“Thanks for coming to see us, Peter,” he says with another sly grin. “It was nice to meet you. I’m sure we’ll meet again.”
He then closes the door leaving you alone in the room. After a brief second you hear giggling on the other side of the door and Fay’s voice saying “Help!” You grab your laser rifle and rush towards the door.
You can hear Spike laughing as you yank open the door. On the other side of it is a long tunnel that goes further than you can see either way. You can’t see Fay anywhere and the giggling continues to echo through the tunnel.
“Fay!” you shout and run down the tunnel.
You run for a few minutes, losing all sense of direction before you stop and listen. All you can hear is the laughing still coming from ahead and now behind you. You feel a tug on your pants and look down to see a small gap in the wall with a hand sticking out of it.
You kneel down to look through the gap and see Fay stuck in a tiny hole that is too small for her to move in or out of. She has a terrified look on her face and keeps squirming despite being unable to move.
“Spike put me in here!” she says.
Desperate to help her you look around for something to get her out with but all you find is your laser rifle.
Should I shoot it?”
“No! You’ll make the wall collapse and then I’ll be buried under a ton of rubble!” Fay replies.
“Throw me your rifle and I’ll try to maneuver it under me.”
You do as Fay asks and throw the gun as hard as you can at her.

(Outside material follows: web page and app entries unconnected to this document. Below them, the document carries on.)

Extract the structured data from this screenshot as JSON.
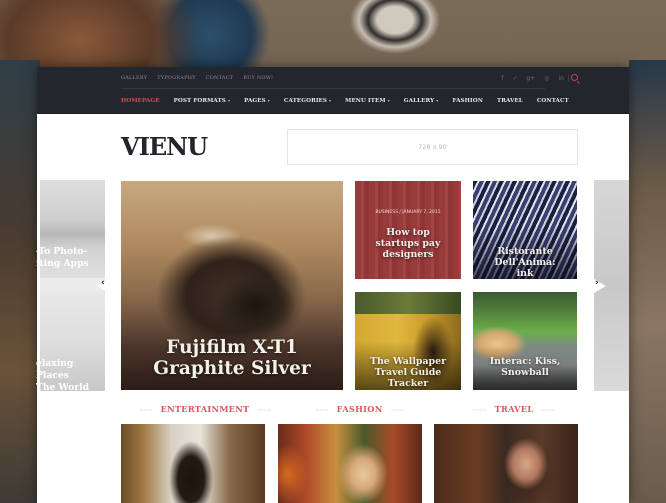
{
  "topbar": {
    "links": [
      "GALLERY",
      "TYPOGRAPHY",
      "CONTACT",
      "BUY NOW!"
    ],
    "social": [
      {
        "icon": "facebook-icon",
        "glyph": "f"
      },
      {
        "icon": "twitter-icon",
        "glyph": "✓"
      },
      {
        "icon": "google-plus-icon",
        "glyph": "g+"
      },
      {
        "icon": "pinterest-icon",
        "glyph": "◎"
      },
      {
        "icon": "linkedin-icon",
        "glyph": "in"
      }
    ]
  },
  "nav": {
    "items": [
      {
        "label": "HOMEPAGE",
        "active": true,
        "dropdown": false
      },
      {
        "label": "POST FORMATS",
        "active": false,
        "dropdown": true
      },
      {
        "label": "PAGES",
        "active": false,
        "dropdown": true
      },
      {
        "label": "CATEGORIES",
        "active": false,
        "dropdown": true
      },
      {
        "label": "MENU ITEM",
        "active": false,
        "dropdown": true
      },
      {
        "label": "GALLERY",
        "active": false,
        "dropdown": true
      },
      {
        "label": "FASHION",
        "active": false,
        "dropdown": false
      },
      {
        "label": "TRAVEL",
        "active": false,
        "dropdown": false
      },
      {
        "label": "CONTACT",
        "active": false,
        "dropdown": false
      }
    ],
    "caret": "▾"
  },
  "header": {
    "logo": "VIENU",
    "ad_text": "728 x 90"
  },
  "slider": {
    "prev_partial": [
      "-To Photo-\niting Apps",
      "elaxing Places\nThe World"
    ],
    "main": {
      "title": "Fujifilm X-T1 Graphite Silver"
    },
    "cards": [
      {
        "meta": "BUSINESS / JANUARY 7, 2015",
        "title": "How top startups pay designers"
      },
      {
        "title": "Ristorante Dell'Anima: ink"
      },
      {
        "title": "The Wallpaper Travel Guide Tracker"
      },
      {
        "title": "Interac: Kiss, Snowball"
      }
    ],
    "prev_glyph": "‹",
    "next_glyph": "›"
  },
  "sections": [
    {
      "label": "ENTERTAINMENT"
    },
    {
      "label": "FASHION"
    },
    {
      "label": "TRAVEL"
    }
  ],
  "colors": {
    "accent": "#d9575c",
    "dark_bar": "#24262d"
  }
}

Fay scrambles to get it and drags it back under her. You hear a small explosion as the gun slides into the small hole.
You wait a few minutes for Fay to crawl out before realizing she can’t get the gun back and that you’re alone in the tunnel with no weapon. You call out to Fay but there is no answer. She must have crawled further down the tunnel to find another way out.
You turn and walk in the other direction, determined to find her.
“Fay! Fay!” you shout.
You continue shouting her name and walking down the tunnel, checking every side tunnel you come across. After nearly an hour you’re forced to stop as a group of pale naked humans covered in dirt and grime come out of a side tunnel. They stare at you for a few seconds and then a booming voice comes out of the tunnel they just emerged from.
“Fay has escaped,” the voice says. “Repeat, Fay has escaped.”
The humans suddenly look panicked and begin running in your direction. You turn to run but feel a sharp pain in your back. You turn around and see one of the humans holding a long blade.
“Human slaves are not allowed to run in the tunnels,” he says.
You try to run but a second human tackle you to the ground. You scream as the others surround you and begin stabbing you repeatedly with their blades.
Sources & references used in this article:
Five years of tree death in a Fagus-Magnolia forest, southeast Texas (USA) by PA Harcombe, PL Marks – Oecologia, 1983 – Springer
Magnolias as urban trees–a preliminary evaluation of drought tolerance in seven magnolia species by H Sjöman, AD Hirons, NL Bassuk – Arboricultural Journal, 2018 – Taylor & Francis
The dispersal and plant community characteristics of Magnolia obovata-focused on case of Korea UNESCO Peace Center area in Gyeonggi-do by YH Kim, CH Oh – Korean Journal of Environment and Ecology, 2009 – koreascience.or.kr
Population differentiation and gene flow within a metapopulation of a threatened tree, Magnolia stellata (Magnoliaceae) by S Setsuko, K Ishida, S Ueno… – American Journal of …, 2007 – Wiley Online Library
Magnolia grandiflora L. southern magnolia by KW Outcalt – Silvics of North America, 1990 – books.google.com
Magnoliaceae hardy in temperate North America by SA Spongberg, A Arboretum – Journal of the Arnold Arboretum, 1976 – JSTOR